Lots of moving parts: Complex.

Managing upwards: Providing feedback to more senior employees.

MBB: McKinsey, Bain and BCG.

MECE: Pronounced “me see”, and stands for “mutually exclusive, collectively exhaustive”. It is a principle developed at McKinsey for grouping information into distinct categories which, taken together, deal with all of the options.

On the beach: In between assignments. Time spent on the beach may be spent in training or used for new business development.

On the same page: See things from the same perspective.

Opportunity cost: What you give up in order to pursue an opportunity; the value of the next best alternative.

Out of the box thinking: Lateral thinking; coming up with new ideas which don’t follow neatly from the data.

Ping: Contact someone, as in “I will ping you later via email.”

PIOUTA: Pulled it out of thin air.

Pipeline: Current and upcoming client engagements.

Production: A department of the consulting firm (often outsourced) that assists in producing material needed for presentations and meetings.

Pushback: Resistance or disagreement, as in “we received some pushback from the client.”

Right size: Downsize.

Sandwich feedback technique: A structure for providing feedback that resembles a sandwich – one positive comment, followed by a piece of constructive feedback, and ending with a positive comment.

Scope: Agreed set of deliverables for a client engagement.

Scope creep: When the client adds, or tries to add, additional deliverables which were not agreed in the initial project brief.

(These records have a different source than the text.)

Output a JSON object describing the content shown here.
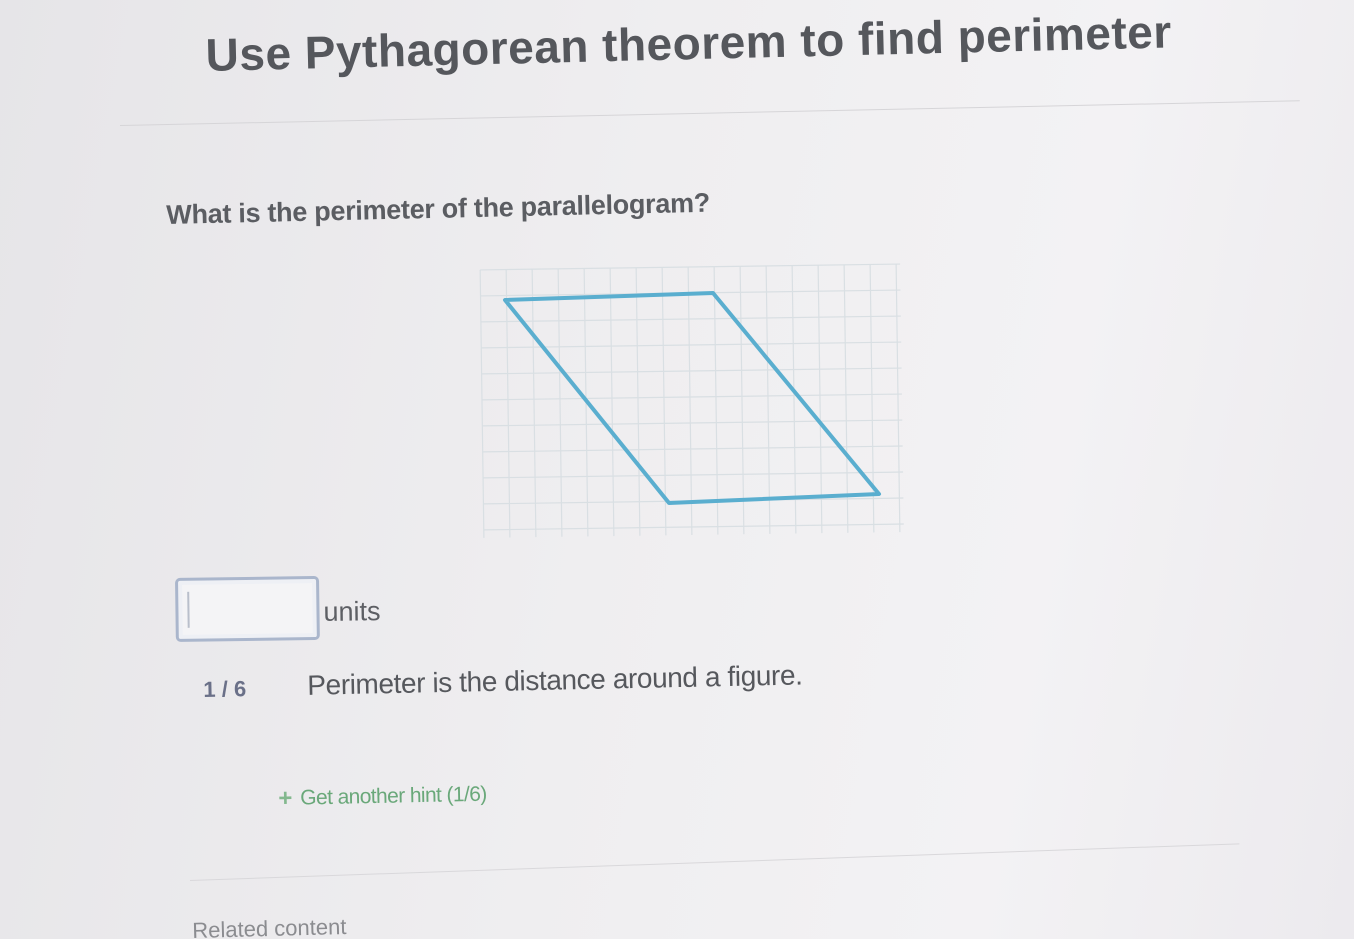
{
  "header": {
    "title": "Use Pythagorean theorem to find perimeter"
  },
  "exercise": {
    "question": "What is the perimeter of the parallelogram?",
    "answer": {
      "value": "",
      "units_label": "units"
    }
  },
  "hints": {
    "counter": "1 / 6",
    "current_hint": "Perimeter is the distance around a figure.",
    "get_another_label": "Get another hint (1/6)",
    "plus_icon": "+"
  },
  "footer": {
    "related_content_label": "Related content"
  },
  "colors": {
    "shape_stroke": "#5aaecf",
    "grid_line": "#d9dfe3",
    "hint_link": "#6aa87a"
  },
  "figure": {
    "shape": "parallelogram",
    "grid_visible": true
  }
}
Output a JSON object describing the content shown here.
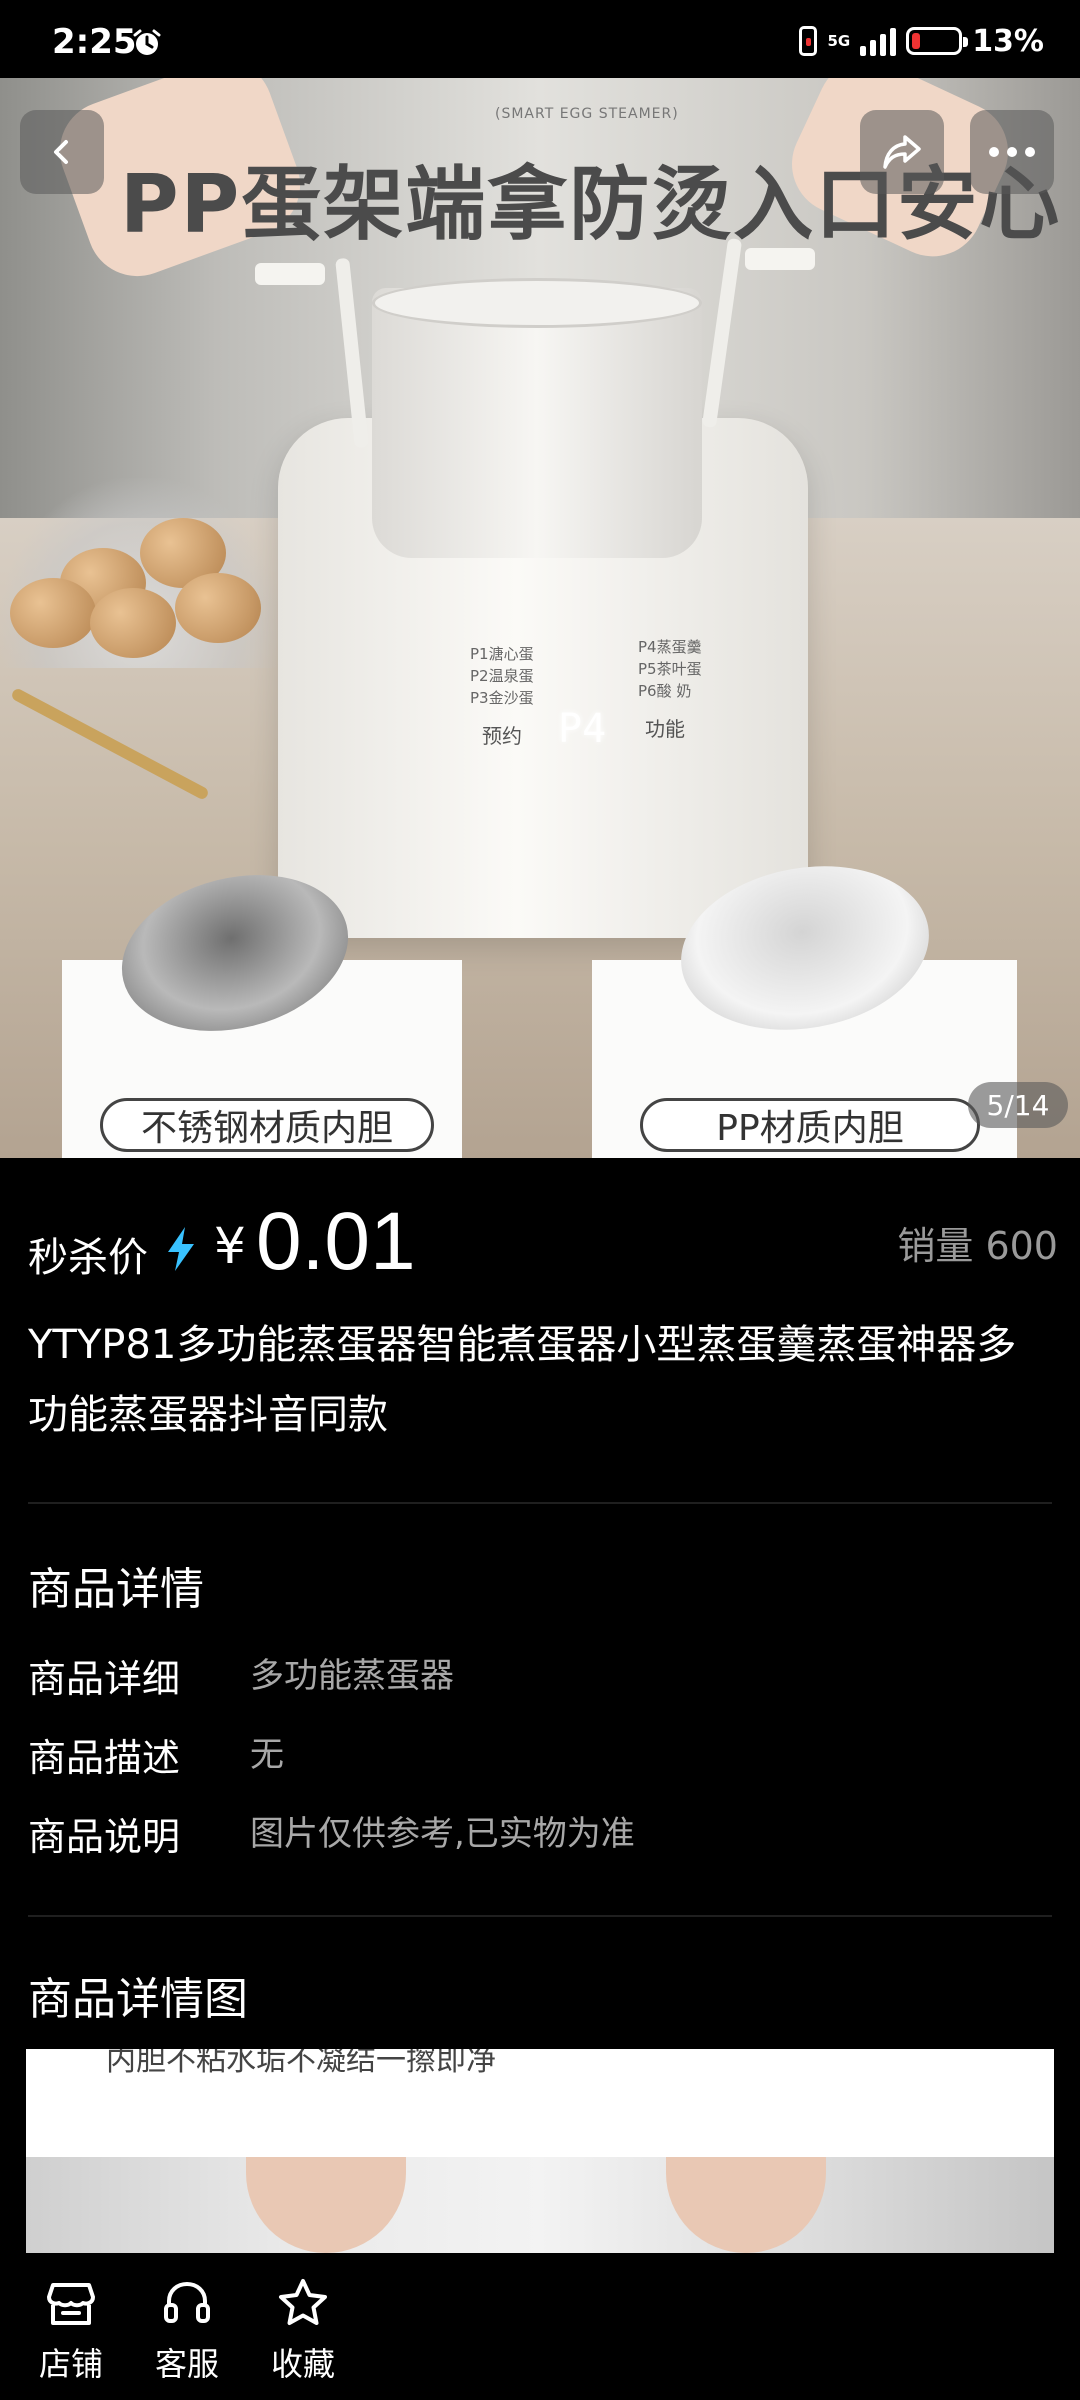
{
  "status_bar": {
    "time": "2:25",
    "network": "5G",
    "battery_percent": "13%",
    "icons": [
      "alarm-icon",
      "signal-icon",
      "battery-icon"
    ]
  },
  "gallery": {
    "headline": "PP蛋架端拿防烫入口安心",
    "small_caption": "(SMART EGG STEAMER)",
    "panel_left_lines": [
      "P1溏心蛋",
      "P2温泉蛋",
      "P3金沙蛋"
    ],
    "panel_right_lines": [
      "P4蒸蛋羹",
      "P5茶叶蛋",
      "P6酸 奶"
    ],
    "panel_button_left": "预约",
    "panel_button_right": "功能",
    "led_display": "P4",
    "card_left_label": "不锈钢材质内胆",
    "card_right_label": "PP材质内胆",
    "page_indicator": "5/14"
  },
  "product": {
    "price_label": "秒杀价",
    "currency": "¥",
    "price": "0.01",
    "sales_label": "销量 600",
    "title": " YTYP81多功能蒸蛋器智能煮蛋器小型蒸蛋羹蒸蛋神器多功能蒸蛋器抖音同款"
  },
  "details": {
    "section_title": "商品详情",
    "rows": [
      {
        "key": "商品详细",
        "value": "多功能蒸蛋器"
      },
      {
        "key": "商品描述",
        "value": "无"
      },
      {
        "key": "商品说明",
        "value": "图片仅供参考,已实物为准"
      }
    ]
  },
  "detail_images": {
    "section_title": "商品详情图",
    "caption": "内胆不粘水垢不凝结一擦即净"
  },
  "bottom_nav": {
    "items": [
      {
        "label": "店铺",
        "icon": "store-icon"
      },
      {
        "label": "客服",
        "icon": "headset-icon"
      },
      {
        "label": "收藏",
        "icon": "star-icon"
      }
    ]
  },
  "colors": {
    "background": "#000000",
    "accent_bolt": "#39c2ff",
    "muted_text": "#9a9a9a"
  }
}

Sniff test: A common sense check of a particular idea, proposal or analysis.

Strawman: An initial draft providing an idea of what the final output will look like, and which is meant to be heavily criticised.

SWAG: Some wild-ass guess.

Take the lead: Take responsibility for something, as in: “Why don’t you take the lead on this project.”

Takeaways: The key points that should be remembered at the end of a discussion or meeting.

Touch base: To meet at a certain time to talk about the project.

Up or out: Many top consulting firms adopt an “up or out” policy. Employees are expected to advance up to the next level of responsibility or they will be counselled out of the firm.

Work stream: The tasks that make up a project.

Did we miss any buzzwords or phrases in this list? Let us know in the consulting forum.